TASK TO CARRY OUT
Print the data once more, exactly as given. Drop the pictures.

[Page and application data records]

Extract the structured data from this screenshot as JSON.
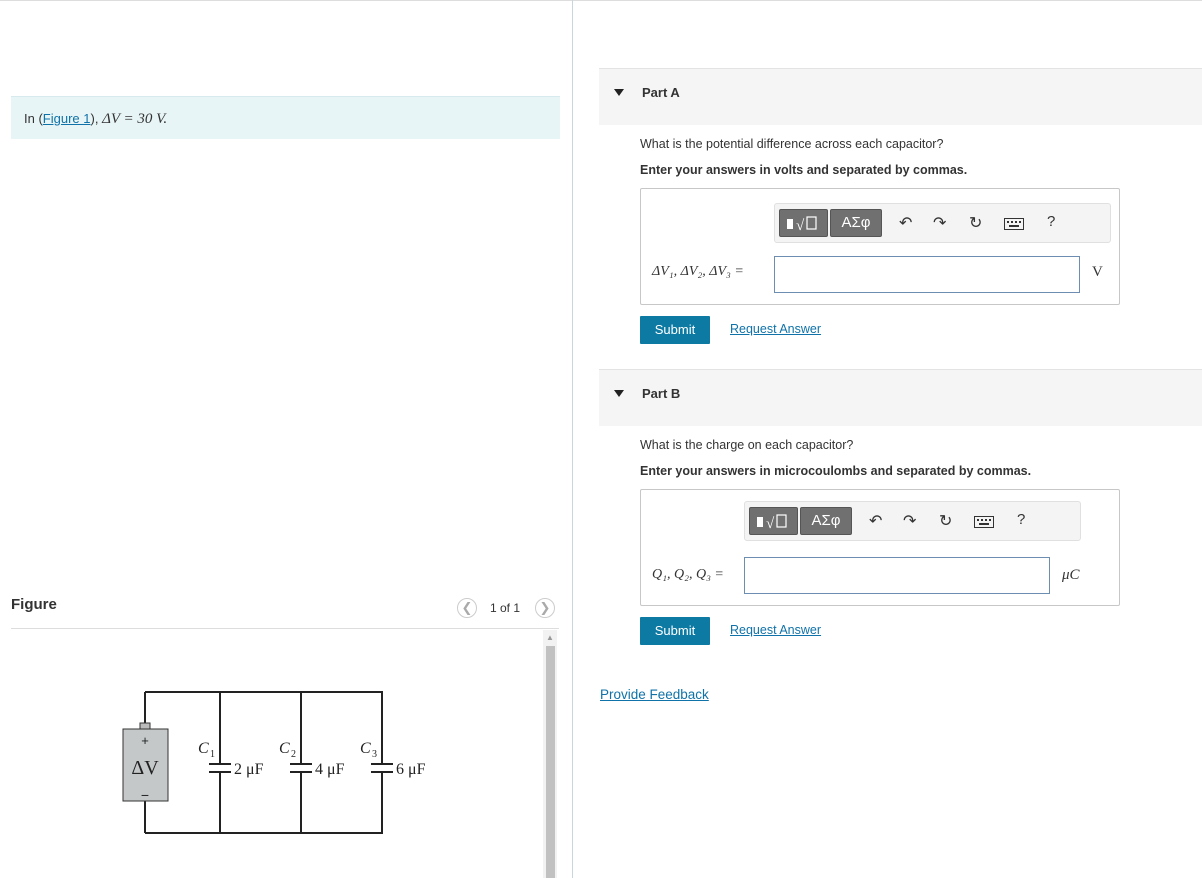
{
  "intro": {
    "prefix": "In (",
    "figure_link": "Figure 1",
    "suffix": "), ",
    "formula": "ΔV = 30 V."
  },
  "figure": {
    "label": "Figure",
    "pager": "1 of 1",
    "circuit": {
      "source_plus": "+",
      "source_minus": "−",
      "source_label": "ΔV",
      "c1_label": "C",
      "c1_sub": "1",
      "c1_value": "2 μF",
      "c2_label": "C",
      "c2_sub": "2",
      "c2_value": "4 μF",
      "c3_label": "C",
      "c3_sub": "3",
      "c3_value": "6 μF"
    }
  },
  "partA": {
    "title": "Part A",
    "question": "What is the potential difference across each capacitor?",
    "instruction": "Enter your answers in volts and separated by commas.",
    "label": "ΔV₁, ΔV₂, ΔV₃ =",
    "value": "",
    "unit": "V",
    "submit": "Submit",
    "request": "Request Answer"
  },
  "partB": {
    "title": "Part B",
    "question": "What is the charge on each capacitor?",
    "instruction": "Enter your answers in microcoulombs and separated by commas.",
    "label": "Q₁, Q₂, Q₃ =",
    "value": "",
    "unit": "μC",
    "submit": "Submit",
    "request": "Request Answer"
  },
  "toolbar": {
    "greek": "ΑΣφ",
    "help": "?"
  },
  "feedback": "Provide Feedback",
  "icons": [
    "chevron-left-icon",
    "chevron-right-icon",
    "collapse-triangle-icon",
    "template-icon",
    "undo-icon",
    "redo-icon",
    "reset-icon",
    "keyboard-icon",
    "help-icon"
  ]
}
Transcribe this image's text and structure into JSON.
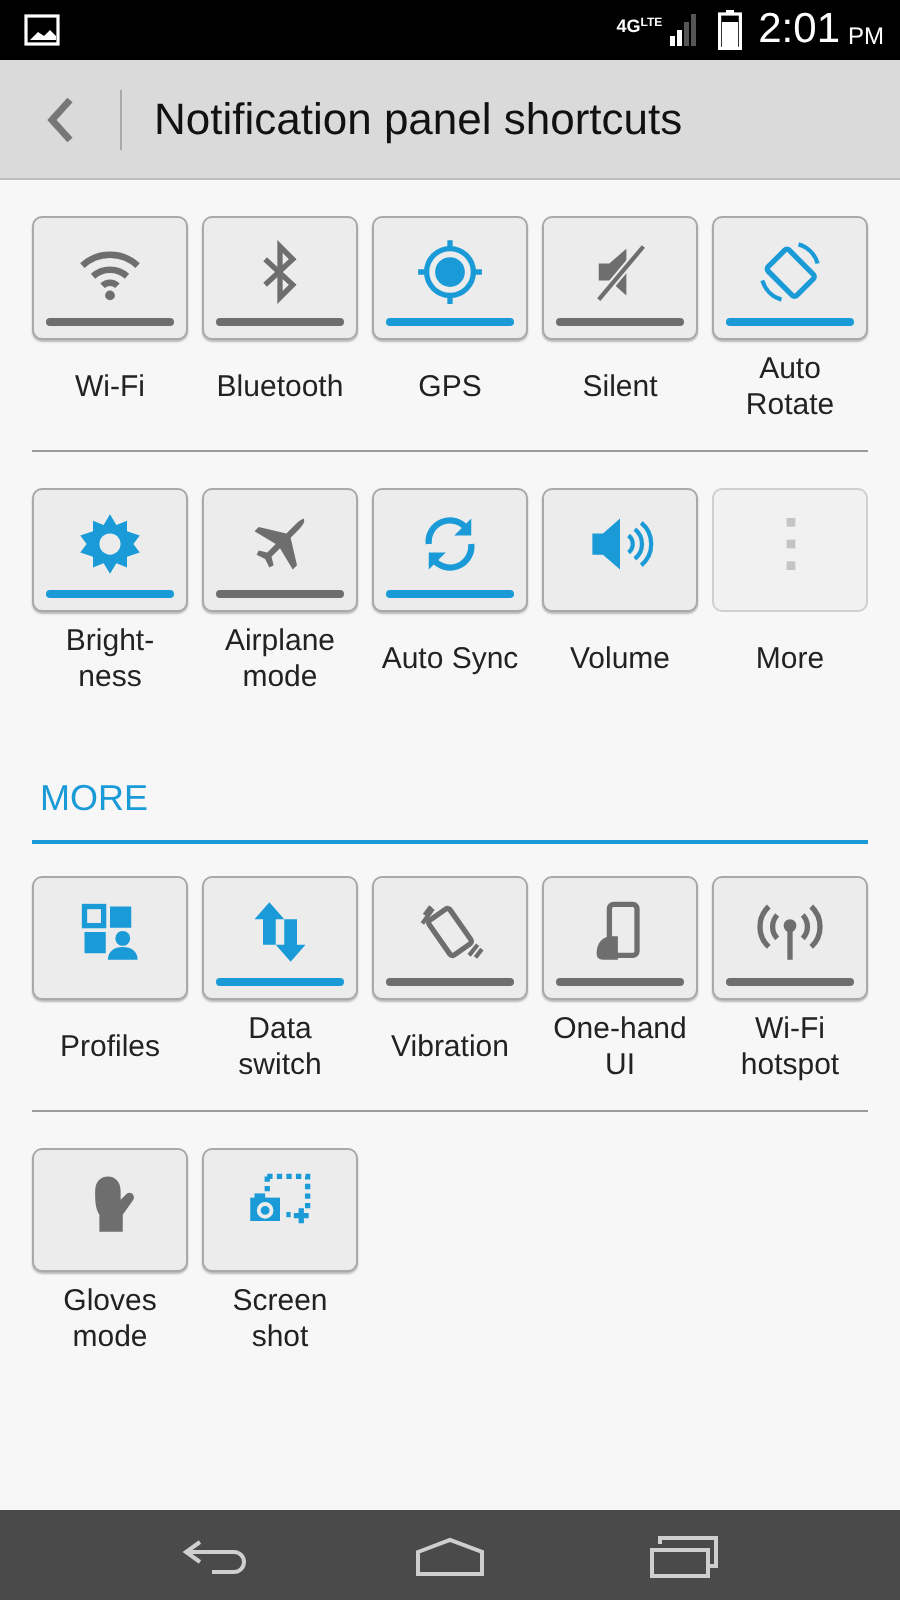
{
  "status_bar": {
    "network": "4G",
    "network_sub": "LTE",
    "time": "2:01",
    "ampm": "PM"
  },
  "title_bar": {
    "title": "Notification panel shortcuts"
  },
  "sections": [
    {
      "rows": [
        [
          {
            "label": "Wi-Fi",
            "kind": "toggle",
            "active": false,
            "disabled": false
          },
          {
            "label": "Bluetooth",
            "kind": "toggle",
            "active": false,
            "disabled": false
          },
          {
            "label": "GPS",
            "kind": "toggle",
            "active": true,
            "disabled": false
          },
          {
            "label": "Silent",
            "kind": "toggle",
            "active": false,
            "disabled": false
          },
          {
            "label": "Auto\nRotate",
            "kind": "toggle",
            "active": true,
            "disabled": false
          }
        ],
        [
          {
            "label": "Bright-\nness",
            "kind": "toggle",
            "active": true,
            "disabled": false
          },
          {
            "label": "Airplane\nmode",
            "kind": "toggle",
            "active": false,
            "disabled": false
          },
          {
            "label": "Auto Sync",
            "kind": "toggle",
            "active": true,
            "disabled": false
          },
          {
            "label": "Volume",
            "kind": "button",
            "active": true,
            "disabled": false
          },
          {
            "label": "More",
            "kind": "button",
            "active": false,
            "disabled": true
          }
        ]
      ]
    },
    {
      "heading": "MORE",
      "rows": [
        [
          {
            "label": "Profiles",
            "kind": "button",
            "active": true,
            "disabled": false
          },
          {
            "label": "Data\nswitch",
            "kind": "toggle",
            "active": true,
            "disabled": false
          },
          {
            "label": "Vibration",
            "kind": "toggle",
            "active": false,
            "disabled": false
          },
          {
            "label": "One-hand\nUI",
            "kind": "toggle",
            "active": false,
            "disabled": false
          },
          {
            "label": "Wi-Fi\nhotspot",
            "kind": "toggle",
            "active": false,
            "disabled": false
          }
        ],
        [
          {
            "label": "Gloves\nmode",
            "kind": "button",
            "active": false,
            "disabled": false
          },
          {
            "label": "Screen\nshot",
            "kind": "button",
            "active": true,
            "disabled": false
          }
        ]
      ]
    }
  ]
}
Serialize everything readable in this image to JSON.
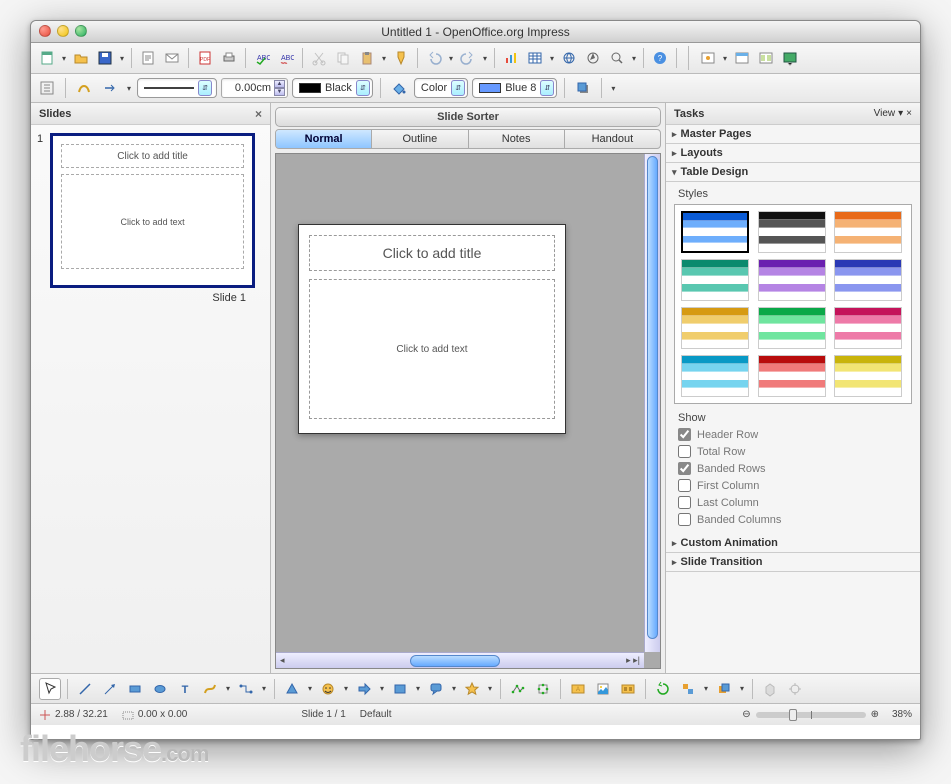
{
  "window": {
    "title": "Untitled 1 - OpenOffice.org Impress"
  },
  "toolbar2": {
    "line_width": "0.00cm",
    "line_color_label": "Black",
    "fill_type_label": "Color",
    "fill_color_label": "Blue 8"
  },
  "slides_panel": {
    "title": "Slides",
    "items": [
      {
        "num": "1",
        "title_placeholder": "Click to add title",
        "content_placeholder": "Click to add text",
        "label": "Slide 1"
      }
    ]
  },
  "main": {
    "sorter_label": "Slide Sorter",
    "tabs": [
      "Normal",
      "Outline",
      "Notes",
      "Handout"
    ],
    "active_tab": 0,
    "canvas": {
      "title_placeholder": "Click to add title",
      "content_placeholder": "Click to add text"
    }
  },
  "tasks_panel": {
    "title": "Tasks",
    "view_label": "View",
    "sections": {
      "master_pages": "Master Pages",
      "layouts": "Layouts",
      "table_design": "Table Design",
      "custom_animation": "Custom Animation",
      "slide_transition": "Slide Transition"
    },
    "table_design": {
      "styles_label": "Styles",
      "show_label": "Show",
      "options": [
        {
          "label": "Header Row",
          "checked": true
        },
        {
          "label": "Total Row",
          "checked": false
        },
        {
          "label": "Banded Rows",
          "checked": true
        },
        {
          "label": "First Column",
          "checked": false
        },
        {
          "label": "Last Column",
          "checked": false
        },
        {
          "label": "Banded Columns",
          "checked": false
        }
      ],
      "styles": [
        {
          "c1": "#0a5bd6",
          "c2": "#6eaefc"
        },
        {
          "c1": "#111",
          "c2": "#555"
        },
        {
          "c1": "#e86a1a",
          "c2": "#f5b274"
        },
        {
          "c1": "#0b8a6e",
          "c2": "#59c7b0"
        },
        {
          "c1": "#6a1fb0",
          "c2": "#b584e4"
        },
        {
          "c1": "#2a39b5",
          "c2": "#8a96ef"
        },
        {
          "c1": "#d69a12",
          "c2": "#f0cd6c"
        },
        {
          "c1": "#0aa848",
          "c2": "#6fe59f"
        },
        {
          "c1": "#c4135a",
          "c2": "#ee7aa8"
        },
        {
          "c1": "#0899c5",
          "c2": "#76d4ef"
        },
        {
          "c1": "#b80c0c",
          "c2": "#f07a7a"
        },
        {
          "c1": "#c9b40b",
          "c2": "#f2e574"
        }
      ]
    }
  },
  "status": {
    "position": "2.88 / 32.21",
    "size": "0.00 x 0.00",
    "slide": "Slide 1 / 1",
    "style": "Default",
    "zoom": "38%"
  },
  "watermark": {
    "brand": "filehorse",
    "domain": ".com"
  }
}
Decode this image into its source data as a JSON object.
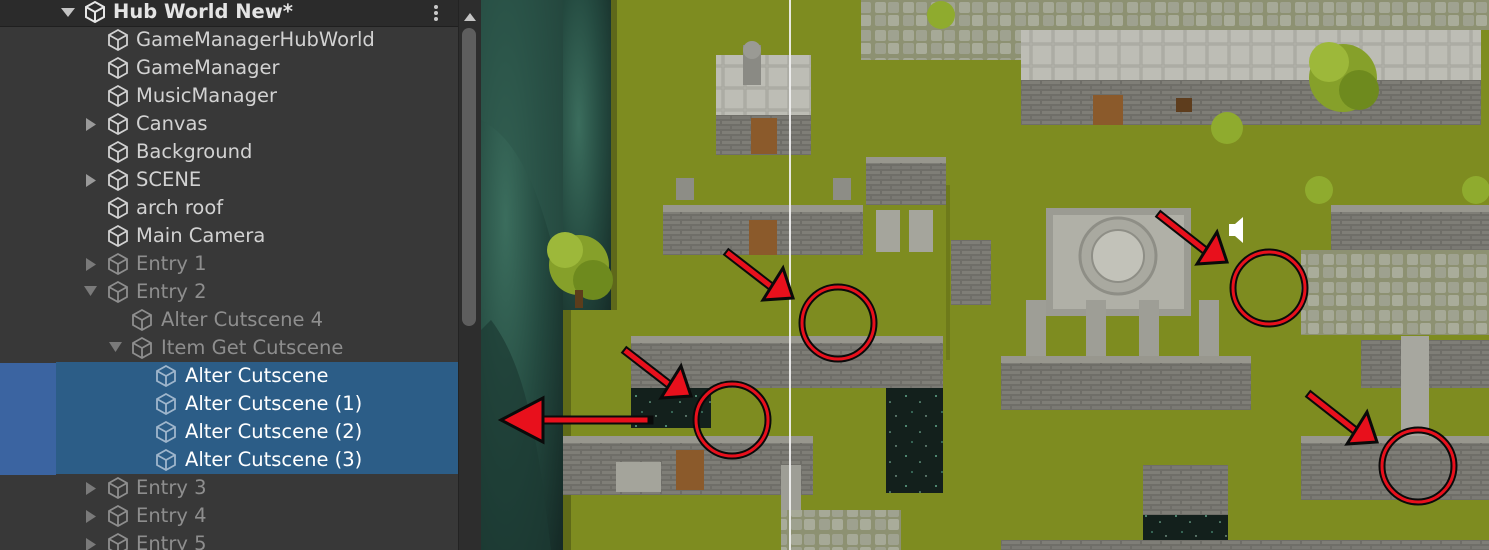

RESPONSE TO THE TASK
Extract the structured data from this screenshot as JSON.
{
  "intro": {
    "prefix": "In (",
    "figure_link": "Figure 1",
    "suffix": "), ",
    "formula": "ΔV = 30 V."
  },
  "figure": {
    "label": "Figure",
    "pager": "1 of 1",
    "circuit": {
      "source_plus": "+",
      "source_minus": "−",
      "source_label": "ΔV",
      "c1_label": "C",
      "c1_sub": "1",
      "c1_value": "2 μF",
      "c2_label": "C",
      "c2_sub": "2",
      "c2_value": "4 μF",
      "c3_label": "C",
      "c3_sub": "3",
      "c3_value": "6 μF"
    }
  },
  "partA": {
    "title": "Part A",
    "question": "What is the potential difference across each capacitor?",
    "instruction": "Enter your answers in volts and separated by commas.",
    "label": "ΔV₁, ΔV₂, ΔV₃ =",
    "value": "",
    "unit": "V",
    "submit": "Submit",
    "request": "Request Answer"
  },
  "partB": {
    "title": "Part B",
    "question": "What is the charge on each capacitor?",
    "instruction": "Enter your answers in microcoulombs and separated by commas.",
    "label": "Q₁, Q₂, Q₃ =",
    "value": "",
    "unit": "μC",
    "submit": "Submit",
    "request": "Request Answer"
  },
  "toolbar": {
    "greek": "ΑΣφ",
    "help": "?"
  },
  "feedback": "Provide Feedback",
  "icons": [
    "chevron-left-icon",
    "chevron-right-icon",
    "collapse-triangle-icon",
    "template-icon",
    "undo-icon",
    "redo-icon",
    "reset-icon",
    "keyboard-icon",
    "help-icon"
  ]
}
Transcribe this image's text and structure into JSON.
{
  "status_bar": {
    "network": "4G",
    "network_sub": "LTE",
    "time": "2:01",
    "ampm": "PM"
  },
  "title_bar": {
    "title": "Notification panel shortcuts"
  },
  "sections": [
    {
      "rows": [
        [
          {
            "label": "Wi-Fi",
            "kind": "toggle",
            "active": false,
            "disabled": false
          },
          {
            "label": "Bluetooth",
            "kind": "toggle",
            "active": false,
            "disabled": false
          },
          {
            "label": "GPS",
            "kind": "toggle",
            "active": true,
            "disabled": false
          },
          {
            "label": "Silent",
            "kind": "toggle",
            "active": false,
            "disabled": false
          },
          {
            "label": "Auto\nRotate",
            "kind": "toggle",
            "active": true,
            "disabled": false
          }
        ],
        [
          {
            "label": "Bright-\nness",
            "kind": "toggle",
            "active": true,
            "disabled": false
          },
          {
            "label": "Airplane\nmode",
            "kind": "toggle",
            "active": false,
            "disabled": false
          },
          {
            "label": "Auto Sync",
            "kind": "toggle",
            "active": true,
            "disabled": false
          },
          {
            "label": "Volume",
            "kind": "button",
            "active": true,
            "disabled": false
          },
          {
            "label": "More",
            "kind": "button",
            "active": false,
            "disabled": true
          }
        ]
      ]
    },
    {
      "heading": "MORE",
      "rows": [
        [
          {
            "label": "Profiles",
            "kind": "button",
            "active": true,
            "disabled": false
          },
          {
            "label": "Data\nswitch",
            "kind": "toggle",
            "active": true,
            "disabled": false
          },
          {
            "label": "Vibration",
            "kind": "toggle",
            "active": false,
            "disabled": false
          },
          {
            "label": "One-hand\nUI",
            "kind": "toggle",
            "active": false,
            "disabled": false
          },
          {
            "label": "Wi-Fi\nhotspot",
            "kind": "toggle",
            "active": false,
            "disabled": false
          }
        ],
        [
          {
            "label": "Gloves\nmode",
            "kind": "button",
            "active": false,
            "disabled": false
          },
          {
            "label": "Screen\nshot",
            "kind": "button",
            "active": true,
            "disabled": false
          }
        ]
      ]
    }
  ]
}
Serialize everything readable in this image to JSON.
{
  "window": {
    "title": "Untitled 1 - OpenOffice.org Impress"
  },
  "toolbar2": {
    "line_width": "0.00cm",
    "line_color_label": "Black",
    "fill_type_label": "Color",
    "fill_color_label": "Blue 8"
  },
  "slides_panel": {
    "title": "Slides",
    "items": [
      {
        "num": "1",
        "title_placeholder": "Click to add title",
        "content_placeholder": "Click to add text",
        "label": "Slide 1"
      }
    ]
  },
  "main": {
    "sorter_label": "Slide Sorter",
    "tabs": [
      "Normal",
      "Outline",
      "Notes",
      "Handout"
    ],
    "active_tab": 0,
    "canvas": {
      "title_placeholder": "Click to add title",
      "content_placeholder": "Click to add text"
    }
  },
  "tasks_panel": {
    "title": "Tasks",
    "view_label": "View",
    "sections": {
      "master_pages": "Master Pages",
      "layouts": "Layouts",
      "table_design": "Table Design",
      "custom_animation": "Custom Animation",
      "slide_transition": "Slide Transition"
    },
    "table_design": {
      "styles_label": "Styles",
      "show_label": "Show",
      "options": [
        {
          "label": "Header Row",
          "checked": true
        },
        {
          "label": "Total Row",
          "checked": false
        },
        {
          "label": "Banded Rows",
          "checked": true
        },
        {
          "label": "First Column",
          "checked": false
        },
        {
          "label": "Last Column",
          "checked": false
        },
        {
          "label": "Banded Columns",
          "checked": false
        }
      ],
      "styles": [
        {
          "c1": "#0a5bd6",
          "c2": "#6eaefc"
        },
        {
          "c1": "#111",
          "c2": "#555"
        },
        {
          "c1": "#e86a1a",
          "c2": "#f5b274"
        },
        {
          "c1": "#0b8a6e",
          "c2": "#59c7b0"
        },
        {
          "c1": "#6a1fb0",
          "c2": "#b584e4"
        },
        {
          "c1": "#2a39b5",
          "c2": "#8a96ef"
        },
        {
          "c1": "#d69a12",
          "c2": "#f0cd6c"
        },
        {
          "c1": "#0aa848",
          "c2": "#6fe59f"
        },
        {
          "c1": "#c4135a",
          "c2": "#ee7aa8"
        },
        {
          "c1": "#0899c5",
          "c2": "#76d4ef"
        },
        {
          "c1": "#b80c0c",
          "c2": "#f07a7a"
        },
        {
          "c1": "#c9b40b",
          "c2": "#f2e574"
        }
      ]
    }
  },
  "status": {
    "position": "2.88 / 32.21",
    "size": "0.00 x 0.00",
    "slide": "Slide 1 / 1",
    "style": "Default",
    "zoom": "38%"
  },
  "watermark": {
    "brand": "filehorse",
    "domain": ".com"
  }
}
Decode this image into its source data as a JSON object.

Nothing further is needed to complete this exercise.